Someone once said that if you want to know what a Congressional bill does, read its title and assume the opposite.
When it comes to the Marketplace Fairness Act (MFA), a bill designed to put tax collection burdens on remote sellers, that heuristic works. Calling this bill the Marketplace Fairness Act is about as accurate as calling a cost-spiking healthcare bill the “Affordable Care Act.”
Because the MFA is unpopular and cannot pass as a stand alone bill, Big Retail lobbyists are working hard to get the MFA attached to must-pass legislation during the lame-duck session. If they succeed, small businesses will be irreparably harmed.
Consider, too, that this same Big Box store would only have to calculate and charge one sales tax rate for all shoppers to its store, not the sales tax rates of the Wisconsin buyers’ residences (there are more than 10,000 sales tax jurisdictions in the U.S.). Nor would this Big Box have to collect and remit sales tax back to Wisconsin. However, the small online retailer would have to collect the tax rate corresponding to the residence of its Wisconsin-based customer, while simultaneously ensuring that the good sold is not tax exempt in Wisconsin (nor on sales tax holiday there), complete Wisconsin’s tax paperwork, and then remit the collected tax back to Wisconsin along with the filing. Now, multiply that process by every one of the 10,000 plus tax jurisdictions into which the small business makes a sale.
Finally, consider that in order to carry out the work of collection and remittance the small online business would be required to use government-mandated software and pay out of its own pocket the cost to integrate this software into its website - often costing tens or even hundreds of thousands in integration costs - and yet the Big Box behemoth down the street gets to use the equivalent of a grade school calculator and single paper form to do its own calculation and remittance.
The MFA would do terrible harm to small business.
How many businesses would the Marketplace Fairness Act harm? If you listen to MFA proponents, it's hard to know because they change the number depending on the audience. When legislators are trying to sell the MFA to the American Public, as Sen. Dick DurbinDick DurbinKushner meets with lawmakers about criminal justice reform: report Dem leaders give centrists space on Gorsuch Republicans seek to lower odds of a shutdown MORE (D-Ill.) did from the Senate Floor last year, they claim it will affect 1000 businesses - a number that does not pass the smell test. When the software companies that would make the government-mandated software talk to potential investors, as FedTax founder David Campbell did in a recent video, they claim up to 3.5 million businesses would be forced to integrate the software. The true figure is somewhere between these two numbers, but clearly significant.

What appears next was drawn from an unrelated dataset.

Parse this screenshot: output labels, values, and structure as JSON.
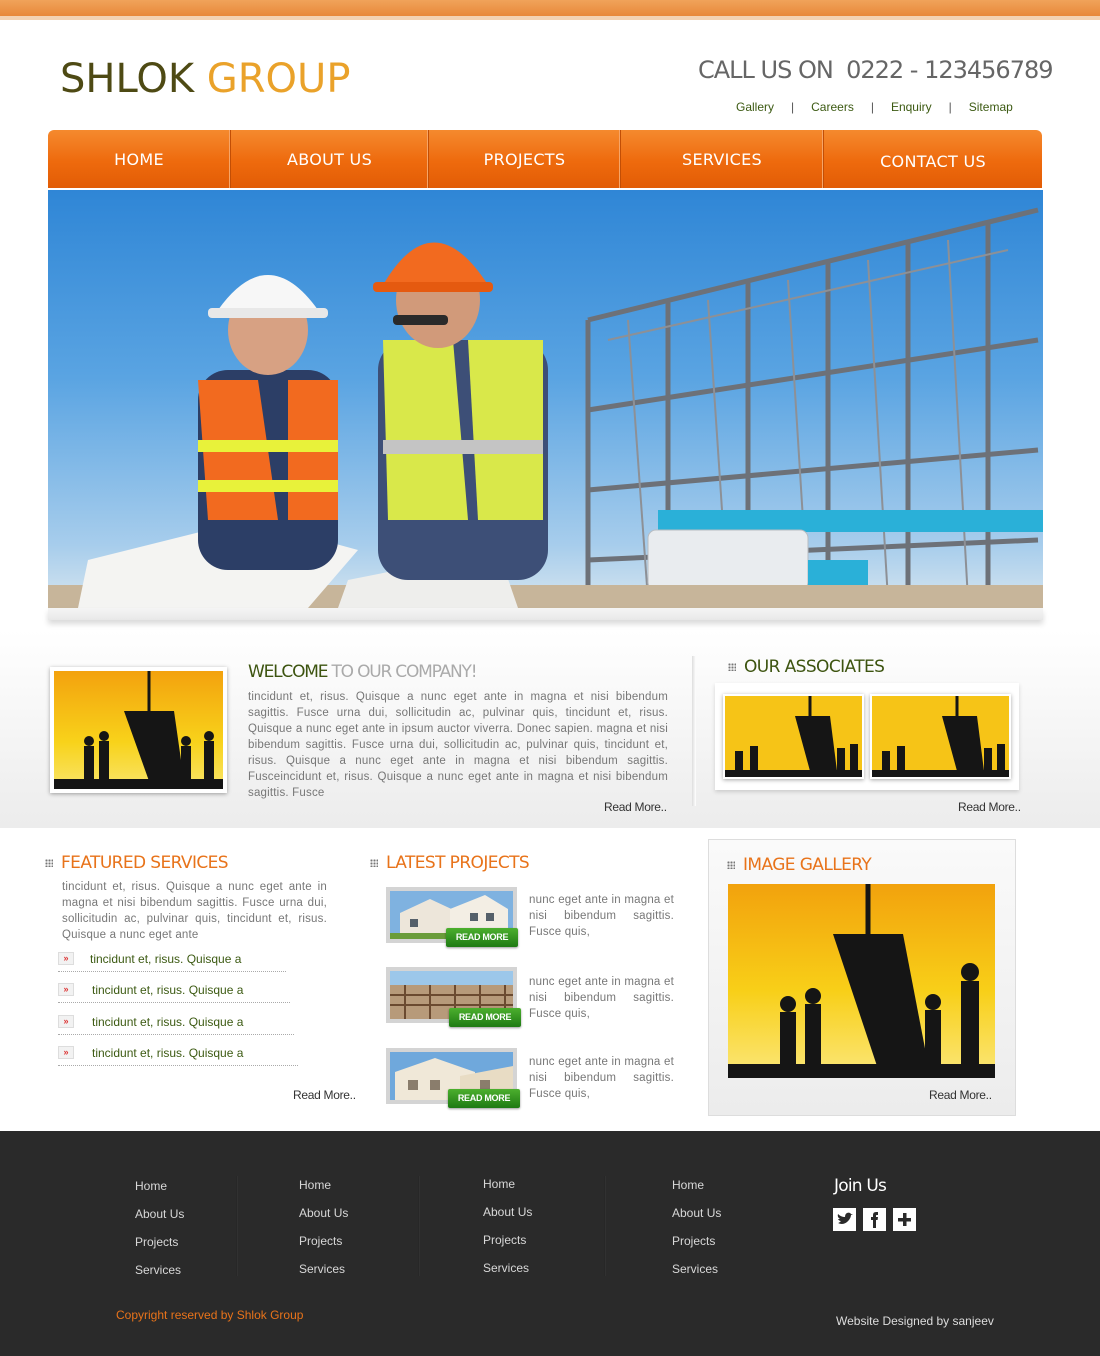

These are real Americans who would face regulatory headwinds and costs that the Big Retailers would not.
Fortunately, Speaker of the House John BoehnerJohn Boehner6 reasons 'TrumpCare' flatlined Paul Ryan sells out conservatives with healthcare surrender Matt Schlapp: 5 lessons Trump, Ryan must learn from healthcare debate MORE (R-Ohio) resisted Big Retail lobbying pressure, considered the bill on its merits, and doesn’t like what he sees. House Judiciary Chairman Bob GoodlatteBob GoodlatteMoving Copyright Office authorities to executive branch could improve accountability Register of copyrights should be presidential appointee Week ahead: Senate takes aim at Obama-era 'blacklisting' rule MORE (R-Va.) also weighed the MFA and found it wanting, and has been working on alternative legislation based on seven principles for Internet taxation fairness.
Unfortunately, both have attracted the wrath of Big Retail and face unrelenting attacks daily. Why is Big Retail so adamant that its bill is the only approach to this issue? Perhaps it is because the MFA would allow Big Retail to cripple small online competition just as they previously crippled the mom and pop competition in our local communities.

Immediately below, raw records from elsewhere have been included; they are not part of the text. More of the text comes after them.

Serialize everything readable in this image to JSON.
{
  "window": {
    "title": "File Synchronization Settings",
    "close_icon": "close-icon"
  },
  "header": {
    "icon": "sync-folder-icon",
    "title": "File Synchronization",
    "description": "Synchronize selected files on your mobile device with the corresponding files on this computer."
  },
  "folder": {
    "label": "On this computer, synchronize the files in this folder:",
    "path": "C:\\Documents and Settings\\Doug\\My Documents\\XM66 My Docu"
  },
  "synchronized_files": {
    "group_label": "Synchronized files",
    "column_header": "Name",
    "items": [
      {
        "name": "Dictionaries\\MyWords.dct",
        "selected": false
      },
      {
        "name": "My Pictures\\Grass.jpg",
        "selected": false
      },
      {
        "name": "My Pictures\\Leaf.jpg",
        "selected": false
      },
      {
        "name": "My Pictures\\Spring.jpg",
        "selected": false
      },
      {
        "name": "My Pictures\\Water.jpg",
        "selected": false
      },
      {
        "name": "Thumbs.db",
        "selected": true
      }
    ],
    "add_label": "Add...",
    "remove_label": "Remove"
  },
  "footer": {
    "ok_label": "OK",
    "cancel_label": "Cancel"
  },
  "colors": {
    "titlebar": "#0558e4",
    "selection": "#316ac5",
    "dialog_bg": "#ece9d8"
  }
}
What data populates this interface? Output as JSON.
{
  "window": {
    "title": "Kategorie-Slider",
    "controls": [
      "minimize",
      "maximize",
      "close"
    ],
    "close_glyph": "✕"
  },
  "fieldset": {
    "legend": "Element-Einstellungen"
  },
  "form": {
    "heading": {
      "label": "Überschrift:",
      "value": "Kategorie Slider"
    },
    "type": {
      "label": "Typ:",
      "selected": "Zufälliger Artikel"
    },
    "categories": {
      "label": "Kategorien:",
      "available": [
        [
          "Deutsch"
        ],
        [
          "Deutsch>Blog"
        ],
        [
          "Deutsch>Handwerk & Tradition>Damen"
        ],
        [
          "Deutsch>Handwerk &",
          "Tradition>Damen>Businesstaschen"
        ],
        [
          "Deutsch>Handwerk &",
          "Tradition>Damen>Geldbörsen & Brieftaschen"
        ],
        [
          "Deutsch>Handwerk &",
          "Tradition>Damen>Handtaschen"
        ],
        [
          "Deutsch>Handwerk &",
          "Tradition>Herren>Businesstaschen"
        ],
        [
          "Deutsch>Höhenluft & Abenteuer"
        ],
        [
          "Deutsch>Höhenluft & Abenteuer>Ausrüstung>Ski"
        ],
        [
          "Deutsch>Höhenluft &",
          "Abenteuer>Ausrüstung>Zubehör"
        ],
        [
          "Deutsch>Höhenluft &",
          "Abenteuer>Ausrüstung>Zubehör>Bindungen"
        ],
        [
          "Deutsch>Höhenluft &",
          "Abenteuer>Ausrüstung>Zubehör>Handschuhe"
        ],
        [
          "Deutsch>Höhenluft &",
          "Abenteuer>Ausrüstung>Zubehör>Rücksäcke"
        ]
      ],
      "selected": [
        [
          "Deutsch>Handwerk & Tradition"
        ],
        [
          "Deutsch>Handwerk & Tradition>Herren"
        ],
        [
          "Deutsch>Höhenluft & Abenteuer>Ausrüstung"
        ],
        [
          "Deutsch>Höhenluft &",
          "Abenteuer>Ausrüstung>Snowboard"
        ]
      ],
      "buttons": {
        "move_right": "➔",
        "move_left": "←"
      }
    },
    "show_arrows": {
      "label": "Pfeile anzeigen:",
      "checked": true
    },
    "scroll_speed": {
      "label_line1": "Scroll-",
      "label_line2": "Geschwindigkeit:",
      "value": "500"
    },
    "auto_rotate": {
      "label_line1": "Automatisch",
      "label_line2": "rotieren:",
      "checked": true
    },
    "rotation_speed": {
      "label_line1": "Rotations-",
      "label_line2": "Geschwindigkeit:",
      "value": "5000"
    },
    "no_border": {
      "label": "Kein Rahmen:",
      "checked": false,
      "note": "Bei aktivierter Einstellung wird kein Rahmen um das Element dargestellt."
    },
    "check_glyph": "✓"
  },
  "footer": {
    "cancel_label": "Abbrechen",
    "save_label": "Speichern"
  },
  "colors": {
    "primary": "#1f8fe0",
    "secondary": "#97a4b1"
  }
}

BoehnerJohn Boehner6 reasons 'TrumpCare' flatlined Paul Ryan sells out conservatives with healthcare surrender Matt Schlapp: 5 lessons Trump, Ryan must learn from healthcare debate MORE and Goodlatte should be praised, not kicked around, for their commitment to a fair and level playing field, not one that favors Big Retail at the expense of small businesses. In fact, more representatives should stand up to Big Retail and embrace Goodlatte’s seven principles that would establish a fair solution to the remote-seller sales-tax collection issue.
Davis is CEO of Scrapbook.com and a cofounder of the eMainStreet Alliance, a grassroots coalition of more than 700 (and growing) small online businesses that came together because of our joint opposition to the Marketplace Fairness Act (MFA).